A: Heavy-duty stuff, and we really didn’t see that before the last five to 10 years. It was our best antibiotics that work against a lot of different bacteria, so save those for the sickest people. Now we have resistance to carbapenems. So what we’re seeing in the carbapenem-resistant Enterobacteriaceae — which is what the E stands for — this is the only antibiotic that would work for patients with CRE.

Now, this antibiotic was taken off the market 50 or 60 years ago because it destroyed your kidneys. Now we’ve gone back to that antibiotic because it was the last remaining antibiotic that could be used to treat patients with CRE. Have we seen patients with CRE and colistin resistance? Yes. The strain in the Pennsylvania woman, she was not resistant to carbapenems. Is it bad? Yes, because we’re seeing colistin. And it’s on a plasmid. Could that plasmid get into CRE streams? Absolutely.

So, a little bit of issue related to the headlines: It wasn’t colistin and colistin resistance in a CRE strand of bacteria; there are antibiotics that were still active against her infection. It’s the colistin resistance on that plasmid, meaning eventually we’re going to see it.

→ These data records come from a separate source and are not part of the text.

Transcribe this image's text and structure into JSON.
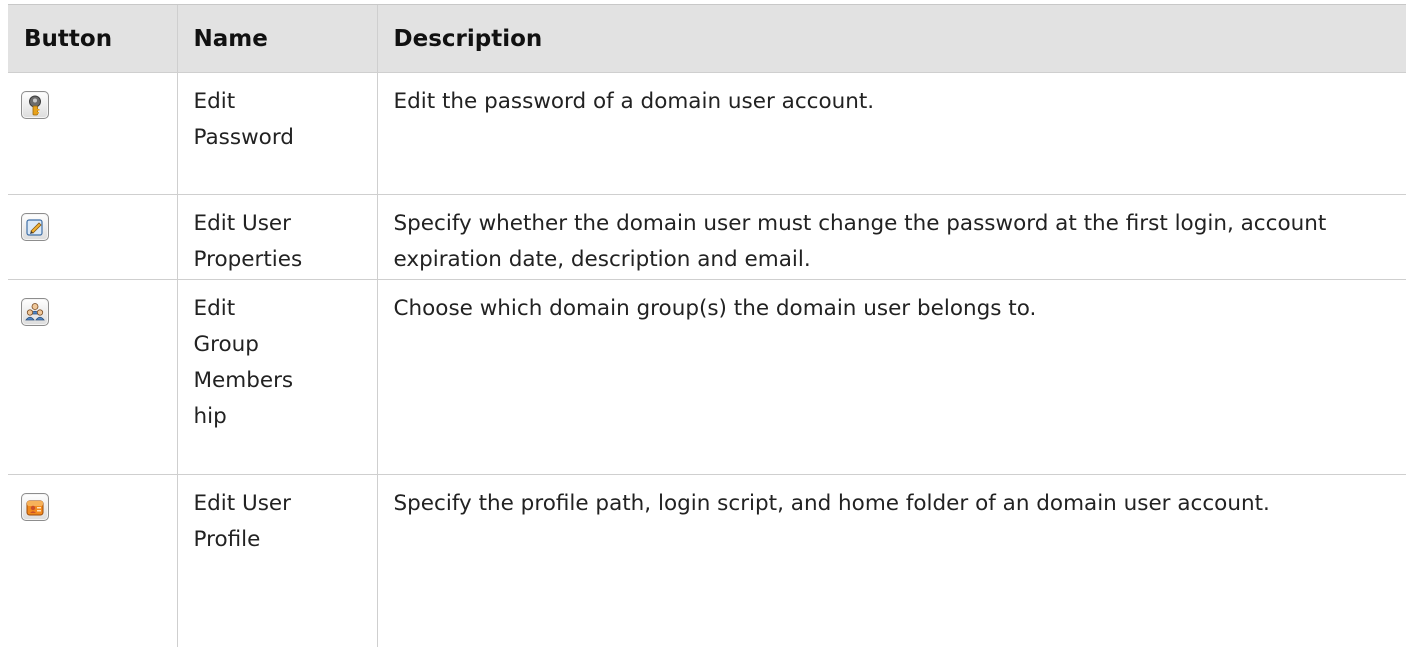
{
  "headers": {
    "button": "Button",
    "name": "Name",
    "description": "Description"
  },
  "rows": [
    {
      "icon": "key-icon",
      "name_lines": [
        "Edit",
        "Password"
      ],
      "description": "Edit the password of a domain user account."
    },
    {
      "icon": "edit-pencil-icon",
      "name_lines": [
        "Edit User",
        "Properties"
      ],
      "description": "Specify whether the domain user must change the password at the first login, account expiration date, description and email."
    },
    {
      "icon": "group-users-icon",
      "name_lines": [
        "Edit",
        "Group",
        "Members",
        "hip"
      ],
      "description": "Choose which domain group(s) the domain user belongs to."
    },
    {
      "icon": "profile-folder-icon",
      "name_lines": [
        "Edit User",
        "Profile"
      ],
      "description": "Specify the profile path, login script, and home folder of an domain user account."
    }
  ]
}
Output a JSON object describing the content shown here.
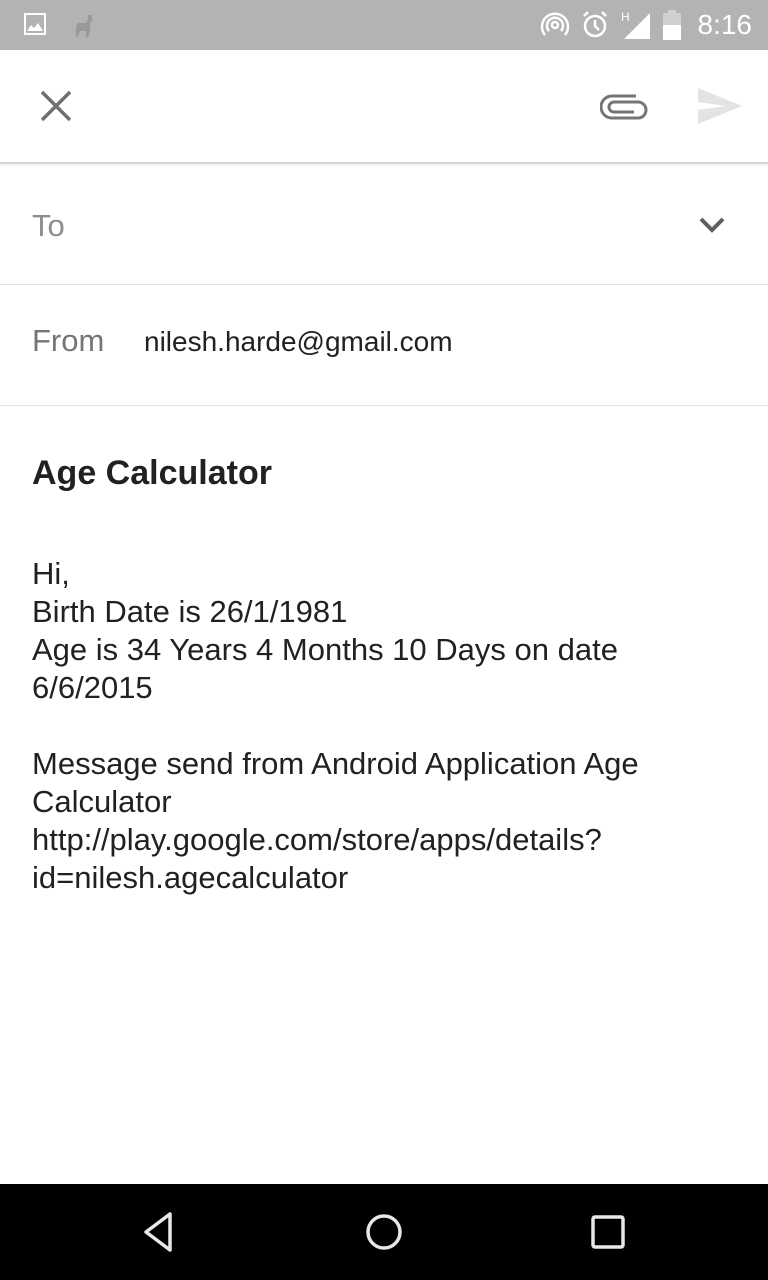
{
  "status_bar": {
    "time": "8:16",
    "left_icons": [
      "image-notification-icon",
      "llama-notification-icon"
    ],
    "right_icons": [
      "hotspot-icon",
      "alarm-icon",
      "signal-h-icon",
      "battery-icon"
    ],
    "network_type": "H",
    "background_color": "#b3b3b3"
  },
  "toolbar": {
    "close_icon": "close-icon",
    "attach_icon": "paperclip-icon",
    "send_icon": "send-icon"
  },
  "compose": {
    "to_label": "To",
    "to_value": "",
    "from_label": "From",
    "from_value": "nilesh.harde@gmail.com",
    "subject": "Age Calculator",
    "body_lines": [
      "Hi,",
      "Birth Date is 26/1/1981",
      "Age is 34 Years 4 Months 10 Days on date",
      "6/6/2015",
      "",
      "Message send from Android Application Age",
      "Calculator",
      "http://play.google.com/store/apps/details?",
      "id=nilesh.agecalculator"
    ]
  },
  "nav_bar": {
    "back_icon": "back-icon",
    "home_icon": "home-icon",
    "recents_icon": "recents-icon"
  }
}
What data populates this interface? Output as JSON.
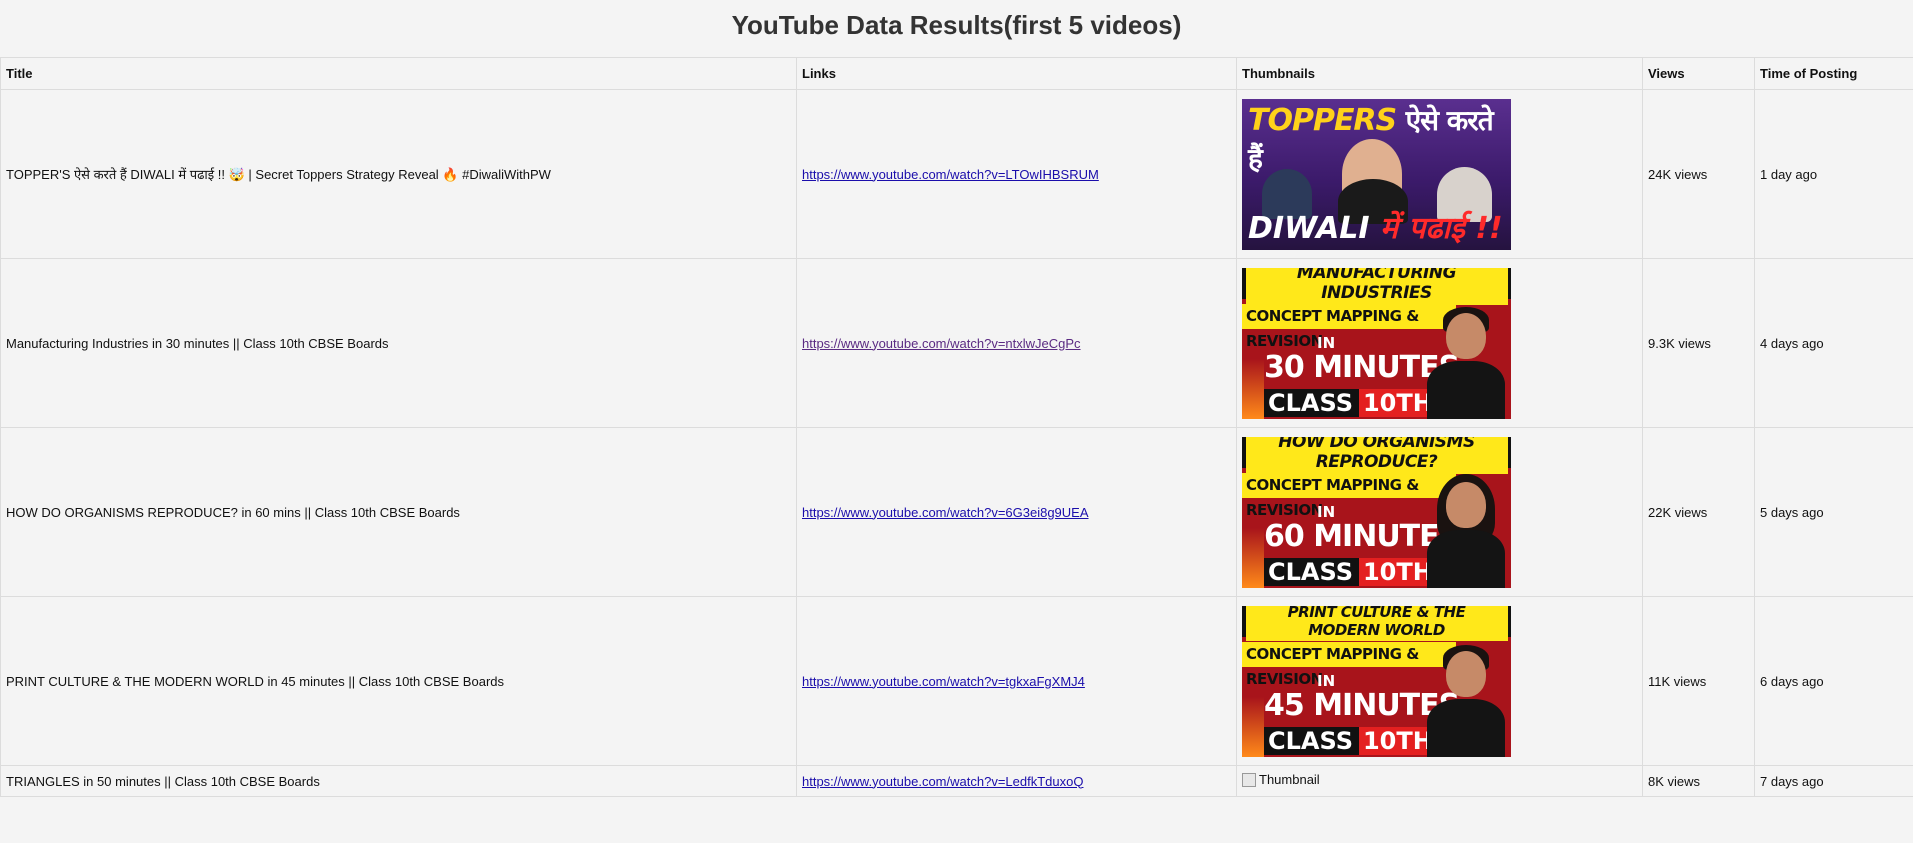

Q: Has this come about by overprescribing antibiotics, or people becoming more resistant by having more antibiotics in their systems?

A: Both. Antibiotic stewardship is that basically people demand antibiotics for viral infections, people demand antibiotics for everything, and it’s a matter of not prescribing antibiotics when they’re not needed. We have millions of infections each year that aren’t caused by bacteria but antibiotics are administered. It’s problems associated with the genetic passage of DNA between the organisms; the best way to confer resistance is to pass a little DNA. Exposure of the organisms to antibiotics used in livestock — it’s a combination of all of those things.

Q: That’s true; they’re pumping cows and chickens full of everything.

A: They’re healthier and they’re fatter and they’re bigger and they make more money from the meat.

Q: So it’s not all the fault of doctors? We can lay some of the blame on farmers as well?

A: Farmers and patients. One of the stories I read in the past was a mom or dad who has been dealing with a baby who has been crying for two weeks because they have an ear infection or a viral infection and they’re at their wit’s end and they go in and demand antibiotics. The justification is that it’s a viral infection but maybe that baby will get a secondary infection, so here’s your prescription for antibiotics. Part of it is to get that patient out of the door. They think it’s going to help, and most of the time you ask that mom or dad did it help, and they’re going to say yes. Did it help? Probably not, because it never was a bacterial infection.

But that’s a placebo effect on mom or dad. Eventually the viral infection in children, babies, adults, you’re going to get better over time. It might’ve been that two-week time when it was about to get better and the antibiotics just happened to be available at that given time. That’s a big education point. You hear about it every time it’s in the news: Antibiotics do not work against viral infections. If you have a cold, don’t take an antibiotic. If you have the flu and feel awful, antibiotics won’t work.

Q: So your coach’s old advice wasn’t so bad after all — spit on it and take a lap.

A: That’s right.

Q: What’s going to be a solution? A bigger gun?

A: Inevitably a new drug — a new miracle drug that will generate resistance to it.

 

Top photo: A closeup of E. coli, which is an example of Enterobacteriaceae, a normal part of the human gut bacteria, that can become carbapenem-resistant. Carbapenems are a class of broad-spectrum antibiotics. Courtesy of the National Institute of Allergy and Infectious Diseases.

Scott Seckel

Reporter , ASU Now

480-727-4502